• **Exercise objective**: These entries are to be retyped in full, word for word.

*** Material provided Section Begins ***

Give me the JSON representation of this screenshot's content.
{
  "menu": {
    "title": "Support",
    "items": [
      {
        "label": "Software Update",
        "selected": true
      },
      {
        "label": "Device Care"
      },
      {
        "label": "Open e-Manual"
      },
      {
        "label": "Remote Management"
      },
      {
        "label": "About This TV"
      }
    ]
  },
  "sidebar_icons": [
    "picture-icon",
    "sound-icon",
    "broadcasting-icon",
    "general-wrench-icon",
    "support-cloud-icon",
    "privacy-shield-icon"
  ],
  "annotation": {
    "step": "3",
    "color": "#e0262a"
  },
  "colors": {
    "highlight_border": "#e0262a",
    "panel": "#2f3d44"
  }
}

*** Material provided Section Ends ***

• **Written solution**:
Give me the JSON representation of this screenshot's content.
{
  "menu": {
    "title": "Support",
    "items": [
      {
        "label": "Software Update",
        "selected": true
      },
      {
        "label": "Device Care"
      },
      {
        "label": "Open e-Manual"
      },
      {
        "label": "Remote Management"
      },
      {
        "label": "About This TV"
      }
    ]
  },
  "sidebar_icons": [
    "picture-icon",
    "sound-icon",
    "broadcasting-icon",
    "general-wrench-icon",
    "support-cloud-icon",
    "privacy-shield-icon"
  ],
  "annotation": {
    "step": "3",
    "color": "#e0262a"
  },
  "colors": {
    "highlight_border": "#e0262a",
    "panel": "#2f3d44"
  }
}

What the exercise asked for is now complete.